“There’s already an inherent appeals process built into the system. [Advisory boards] can talk to the FinApp Committee, they can talk to the Senate, they can talk to the Executive,” Malkerson said. “[With the proposed amendment] you’d see appeals each year [which] could tend to bog down the Senate.”
While the bill’s co-sponsors, Malkerson and Finance and Appropriations Committee Chair Nick Troiano (COL ’11), expressed enthusiasm about the bill’s passage, advisory board leaders are worried what the implications will be for their future budgets.
Donna Harati, the chair of the Center for Social Justice’s Advisory Board, said she is concerned about the timing of the allocation process. Under the new system, the budgeting process will not begin until after GUSA’s presidential elections are decided, leading Harati to worry that her groups will not have enough time to start planning large-scale events for the upcoming year.
“Our biggest concern is how this is going to affect our time line,” Harati said. “It is really going to throw our process into disarray.”
Malkerson said the Finance and Appropriations Committee will be spending the next few weeks working on the logistics of the new budgeting system.
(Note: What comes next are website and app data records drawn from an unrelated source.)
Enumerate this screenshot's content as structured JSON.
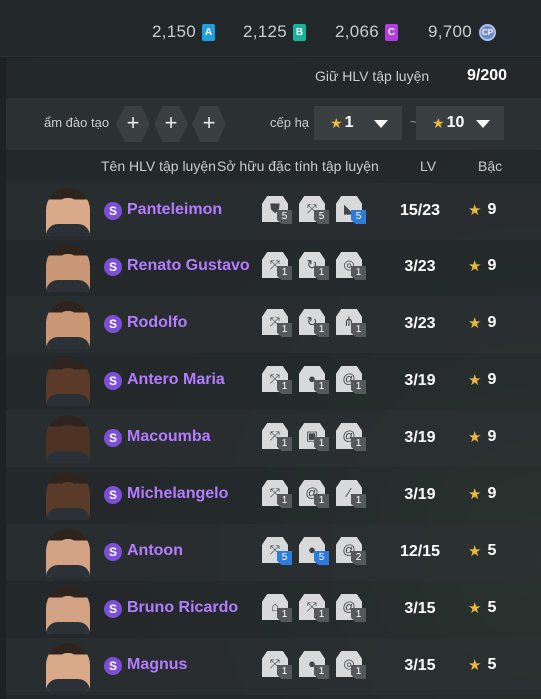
{
  "currencies": [
    {
      "value": "2,150",
      "badge": "A",
      "color": "#1e9fe0"
    },
    {
      "value": "2,125",
      "badge": "B",
      "color": "#19b39a"
    },
    {
      "value": "2,066",
      "badge": "C",
      "color": "#b43de0"
    },
    {
      "value": "9,700",
      "badge": "CP",
      "color": "#6f88d6"
    }
  ],
  "capacity": {
    "label": "Giữ HLV tập luyện",
    "value": "9/200"
  },
  "filters": {
    "training_label": "ẩm đào tạo",
    "plus_symbol": "+",
    "rank_label": "cếp hạ",
    "rank_from": "1",
    "rank_to": "10",
    "separator": "~"
  },
  "columns": {
    "name": "Tên HLV tập luyện",
    "traits": "Sở hữu đặc tính tập luyện",
    "lv": "LV",
    "grade": "Bậc"
  },
  "coaches": [
    {
      "name": "Panteleimon",
      "lv": "15/23",
      "grade": "9",
      "skin": "#d9a98a",
      "traits": [
        {
          "icon": "shield-icon",
          "level": "5"
        },
        {
          "icon": "arrows-icon",
          "level": "5"
        },
        {
          "icon": "boot-icon",
          "level": "5"
        }
      ]
    },
    {
      "name": "Renato Gustavo",
      "lv": "3/23",
      "grade": "9",
      "skin": "#c99776",
      "traits": [
        {
          "icon": "arrows-icon",
          "level": "1"
        },
        {
          "icon": "curve-icon",
          "level": "1"
        },
        {
          "icon": "target-icon",
          "level": "1"
        }
      ]
    },
    {
      "name": "Rodolfo",
      "lv": "3/23",
      "grade": "9",
      "skin": "#c99776",
      "traits": [
        {
          "icon": "arrows-icon",
          "level": "1"
        },
        {
          "icon": "curve-icon",
          "level": "1"
        },
        {
          "icon": "claw-icon",
          "level": "1"
        }
      ]
    },
    {
      "name": "Antero Maria",
      "lv": "3/19",
      "grade": "9",
      "skin": "#5a3a28",
      "traits": [
        {
          "icon": "arrows-icon",
          "level": "1"
        },
        {
          "icon": "ball-icon",
          "level": "1"
        },
        {
          "icon": "swirl-icon",
          "level": "1"
        }
      ]
    },
    {
      "name": "Macoumba",
      "lv": "3/19",
      "grade": "9",
      "skin": "#4e3324",
      "traits": [
        {
          "icon": "arrows-icon",
          "level": "1"
        },
        {
          "icon": "lock-icon",
          "level": "1"
        },
        {
          "icon": "swirl-icon",
          "level": "1"
        }
      ]
    },
    {
      "name": "Michelangelo",
      "lv": "3/19",
      "grade": "9",
      "skin": "#5a3a28",
      "traits": [
        {
          "icon": "arrows-icon",
          "level": "1"
        },
        {
          "icon": "swirl-icon",
          "level": "1"
        },
        {
          "icon": "wand-icon",
          "level": "1"
        }
      ]
    },
    {
      "name": "Antoon",
      "lv": "12/15",
      "grade": "5",
      "skin": "#d3a285",
      "traits": [
        {
          "icon": "arrows-icon",
          "level": "5"
        },
        {
          "icon": "ball-icon",
          "level": "5"
        },
        {
          "icon": "swirl-icon",
          "level": "2"
        }
      ]
    },
    {
      "name": "Bruno Ricardo",
      "lv": "3/15",
      "grade": "5",
      "skin": "#d3a285",
      "traits": [
        {
          "icon": "goal-icon",
          "level": "1"
        },
        {
          "icon": "arrows-icon",
          "level": "1"
        },
        {
          "icon": "swirl-icon",
          "level": "1"
        }
      ]
    },
    {
      "name": "Magnus",
      "lv": "3/15",
      "grade": "5",
      "skin": "#d9a98a",
      "traits": [
        {
          "icon": "arrows-icon",
          "level": "1"
        },
        {
          "icon": "ball-icon",
          "level": "1"
        },
        {
          "icon": "target-icon",
          "level": "1"
        }
      ]
    }
  ]
}
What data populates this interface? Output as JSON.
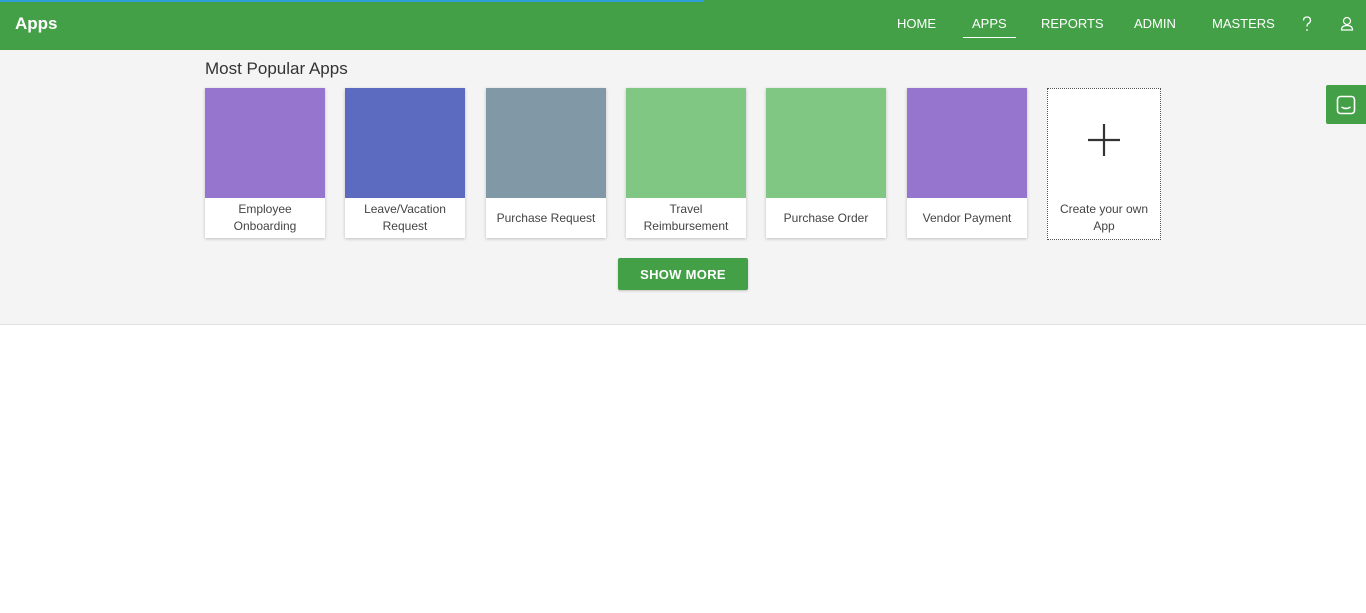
{
  "header": {
    "title": "Apps",
    "nav": [
      {
        "label": "HOME"
      },
      {
        "label": "APPS"
      },
      {
        "label": "REPORTS"
      },
      {
        "label": "ADMIN"
      },
      {
        "label": "MASTERS"
      }
    ],
    "active_tab": "APPS",
    "icons": [
      "help-icon",
      "user-icon"
    ]
  },
  "popular": {
    "title": "Most Popular Apps",
    "apps": [
      {
        "label": "Employee Onboarding",
        "color": "#9575cd"
      },
      {
        "label": "Leave/Vacation Request",
        "color": "#5c6bc0"
      },
      {
        "label": "Purchase Request",
        "color": "#8198a6"
      },
      {
        "label": "Travel Reimbursement",
        "color": "#81c784"
      },
      {
        "label": "Purchase Order",
        "color": "#81c784"
      },
      {
        "label": "Vendor Payment",
        "color": "#9575cd"
      }
    ],
    "create_label": "Create your own App",
    "show_more": "SHOW MORE"
  },
  "chat_widget": {
    "icon": "chat-icon"
  },
  "colors": {
    "brand_green": "#43a047",
    "loading_blue": "#2e9fd8",
    "panel_bg": "#f4f4f4"
  }
}
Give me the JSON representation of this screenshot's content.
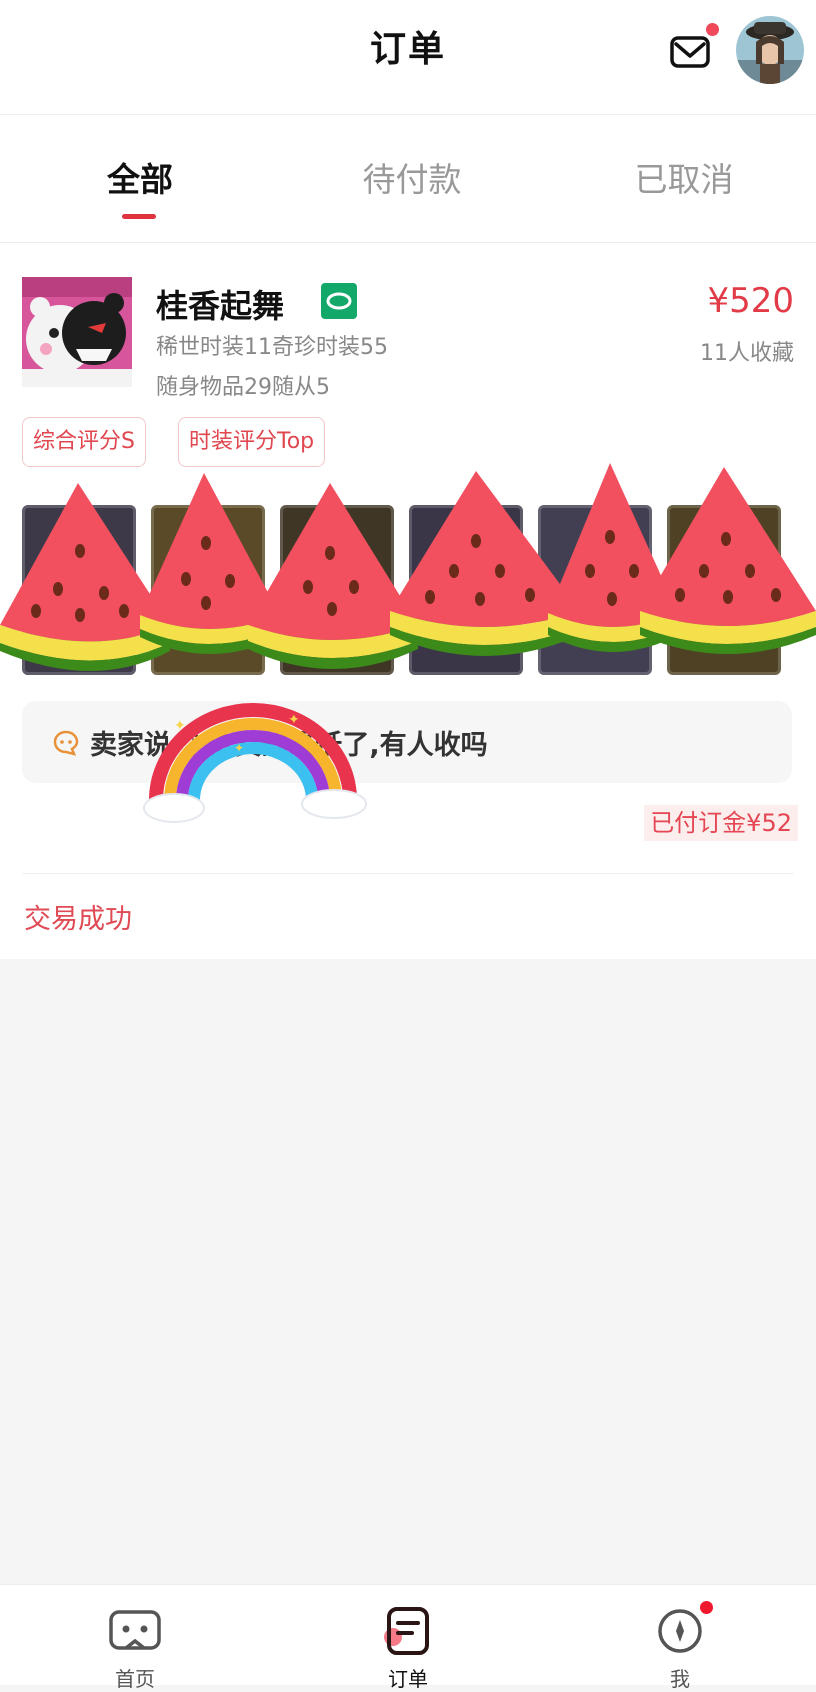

After the GUSA presidential election is over, he said, the committee will start looking at the next aspect of its funding reform campaign, changing the structure of the Student Activities Fee Endowment.